president of the Institute St. Onge, an investment advisor in
the logistics and manufacturing sectors. By providing strategic business analysis, site selection, labor supply studies, and
economic development assistance, they can position themselves as valuable partners in their clients' efforts to expand.
Onshoring: Bringing Production Back to the
Other business opportunities exist in expanding the manufacturing base in this country. Some companies are finding that
creating a supply chain and expanding locally or regionally is
more effective than sending production overseas. This movement toward "onshoring" is gaining steam as companies look
at the many factors involved in bringing products to market.
The labor rates in China are expected to increase by 15 to
20 percent each year, for example. This, coupled with rising
fuel costs and a desire to bring products to market faster, is
leading some companies to build new facilities or expand in
the United States. Some companies also are finding that logistics and time to market are key factors for their customers.
Danfoss, a $6 billion Denmark company with a production facility in Rockford, IL, recently expanded its
manufacturing operations in Rockford instead of adding
capacity to its Denmark or China operations. The company makes climate and energy controls, and variable
speed drives for a variety of industries around the world.
The Rockford facility makes customized drives tailored
to specific applications, so it was important to stay close to
the customers in North America. "Market research tells us
that our customers want proximity," according to David
Holmgren, the company's director of purchasing in North
Taking an Advisory Role
In this global marketplace, real estate professionals are
wise to focus on building business alliances and shifting their mindset away from a transaction based busi-
ness.Many companies today are looking to partner
with brokers who offer a wider range of services and
can evaluate the clients' entire business operations.
The trusted advisor should be well versed in a mix of business and real estate economics, focusing on helping clients
reduce operating expenses, think strategically about supply
chain logistics and how to retool the manufacturing process
for today's market. All of those factors are on the minds of the
C-Suite—today's CEO and CFO—as they make decisions
about where to expand operations, how to reconfigure space
for new technology and machinery, and whether to move all
or part of their production overseas.
Look for the Niches
In this new economy, business growth often is focused in
niche markets. Sectors such as healthcare continue to outperform other sectors and offers opportunities in the pharmaceutical, distribution, retail and physician space areas.
Another growing niche is consumer staples, particularly
those that cater to middle market shoppers who want lower
Marketing with Technology and Social
Technology also is a valuable tool and one that can set brokers apart from their competition. This is particularly true

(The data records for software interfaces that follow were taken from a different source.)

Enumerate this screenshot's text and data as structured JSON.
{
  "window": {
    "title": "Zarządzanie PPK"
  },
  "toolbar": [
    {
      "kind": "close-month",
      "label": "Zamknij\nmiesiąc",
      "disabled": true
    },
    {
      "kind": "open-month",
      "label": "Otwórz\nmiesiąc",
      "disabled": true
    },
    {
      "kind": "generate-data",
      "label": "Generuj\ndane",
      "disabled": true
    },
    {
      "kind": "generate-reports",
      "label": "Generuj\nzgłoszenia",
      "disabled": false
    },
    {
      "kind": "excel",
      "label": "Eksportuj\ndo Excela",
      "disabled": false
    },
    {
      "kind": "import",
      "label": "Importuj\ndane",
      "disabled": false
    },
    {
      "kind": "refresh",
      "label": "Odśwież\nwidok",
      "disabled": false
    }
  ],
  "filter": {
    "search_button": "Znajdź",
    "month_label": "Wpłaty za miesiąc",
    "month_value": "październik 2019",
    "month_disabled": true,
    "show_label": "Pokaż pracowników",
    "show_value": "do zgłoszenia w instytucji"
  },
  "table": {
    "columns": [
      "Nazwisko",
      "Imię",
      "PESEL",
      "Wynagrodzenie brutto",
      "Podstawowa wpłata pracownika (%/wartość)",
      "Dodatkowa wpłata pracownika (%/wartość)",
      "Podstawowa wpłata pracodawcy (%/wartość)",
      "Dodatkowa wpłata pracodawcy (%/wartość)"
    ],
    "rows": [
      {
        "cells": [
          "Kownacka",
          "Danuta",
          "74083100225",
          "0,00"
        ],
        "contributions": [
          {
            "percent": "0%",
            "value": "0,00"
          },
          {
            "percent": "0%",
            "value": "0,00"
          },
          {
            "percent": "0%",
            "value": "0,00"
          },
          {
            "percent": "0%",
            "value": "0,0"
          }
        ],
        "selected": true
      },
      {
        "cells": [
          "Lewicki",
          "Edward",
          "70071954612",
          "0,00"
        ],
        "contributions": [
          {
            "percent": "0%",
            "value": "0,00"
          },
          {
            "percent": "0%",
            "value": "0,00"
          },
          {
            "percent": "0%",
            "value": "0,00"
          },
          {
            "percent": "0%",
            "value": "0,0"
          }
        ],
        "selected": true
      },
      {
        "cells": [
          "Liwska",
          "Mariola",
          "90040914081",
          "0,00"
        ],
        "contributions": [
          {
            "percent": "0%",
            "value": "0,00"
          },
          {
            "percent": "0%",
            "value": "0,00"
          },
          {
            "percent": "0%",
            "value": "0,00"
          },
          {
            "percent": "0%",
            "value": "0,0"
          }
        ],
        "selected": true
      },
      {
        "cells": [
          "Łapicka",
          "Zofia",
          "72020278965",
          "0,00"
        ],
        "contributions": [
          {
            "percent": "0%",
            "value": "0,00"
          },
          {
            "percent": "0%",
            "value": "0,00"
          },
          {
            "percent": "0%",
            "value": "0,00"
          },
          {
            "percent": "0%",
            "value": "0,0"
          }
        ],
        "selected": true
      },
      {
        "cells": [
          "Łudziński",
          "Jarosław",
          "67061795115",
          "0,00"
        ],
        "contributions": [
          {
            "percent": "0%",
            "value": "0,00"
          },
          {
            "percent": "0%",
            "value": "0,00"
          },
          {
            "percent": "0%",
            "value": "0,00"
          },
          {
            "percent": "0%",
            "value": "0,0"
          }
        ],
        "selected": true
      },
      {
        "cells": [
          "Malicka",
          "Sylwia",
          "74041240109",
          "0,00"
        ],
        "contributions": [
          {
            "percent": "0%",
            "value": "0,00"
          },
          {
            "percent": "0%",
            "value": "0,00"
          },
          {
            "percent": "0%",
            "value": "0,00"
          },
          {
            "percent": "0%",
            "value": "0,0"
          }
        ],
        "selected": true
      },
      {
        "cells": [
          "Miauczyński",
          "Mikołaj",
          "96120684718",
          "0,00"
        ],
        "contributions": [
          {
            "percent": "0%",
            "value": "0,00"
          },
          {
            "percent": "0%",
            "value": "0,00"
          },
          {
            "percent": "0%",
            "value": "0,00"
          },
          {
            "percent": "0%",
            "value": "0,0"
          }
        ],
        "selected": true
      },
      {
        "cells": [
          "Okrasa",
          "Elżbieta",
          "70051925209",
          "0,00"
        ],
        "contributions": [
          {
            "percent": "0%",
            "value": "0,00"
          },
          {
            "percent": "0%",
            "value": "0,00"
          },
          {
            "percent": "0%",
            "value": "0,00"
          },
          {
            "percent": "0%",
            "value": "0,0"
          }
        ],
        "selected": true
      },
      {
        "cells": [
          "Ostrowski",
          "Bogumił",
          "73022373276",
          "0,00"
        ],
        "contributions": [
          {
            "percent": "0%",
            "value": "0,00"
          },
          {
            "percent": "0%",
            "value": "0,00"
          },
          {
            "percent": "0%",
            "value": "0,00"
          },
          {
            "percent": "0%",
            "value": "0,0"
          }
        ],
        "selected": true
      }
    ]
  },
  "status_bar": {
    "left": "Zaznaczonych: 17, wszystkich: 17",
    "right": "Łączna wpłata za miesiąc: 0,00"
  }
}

in a global marketplace where the latest apps and software
can help bridge the physical distance between continents.
Whether using iPads and the latest video
capabilities to promote a renovated building or setting up a virtual deal room for
clients around the globe, brokers can distinguish themselves with the latest technology. Some apps even allow you to add voice
narration to floor plans and search through
virtual property databases with customized criteria, according to John Adams III,
SIOR, CCIM, a principal with Cornerstone
CRES, a Cushman & Wakefield Alliance.
Another valuable marketing tool is social
media, which provides a vast platform for
brokers to showcase their real estate holdings
and build a strong brand. The key with social
media is to maintain a regular schedule for
posts and updates; be consistent with your
branding; and use metrics to measure your
ROI, according to Geoffrey Kasselman,
SIOR, LEED AP, and president of Op2mize,
a Chicago commercial real estate technology services and consulting firm.
As brokers look ahead to 2012 and
beyond, they should stay focused on the age old fundamentals—providing strong customer service and targeted real
estate solutions for the changing business landscape. These
fundamentals, paired with state of the art technologies and
marketing tools will help commercial real estate professionals move clients into new markets, expanding their opportunities for the future.
John Adams III,
SIOR, LEED AP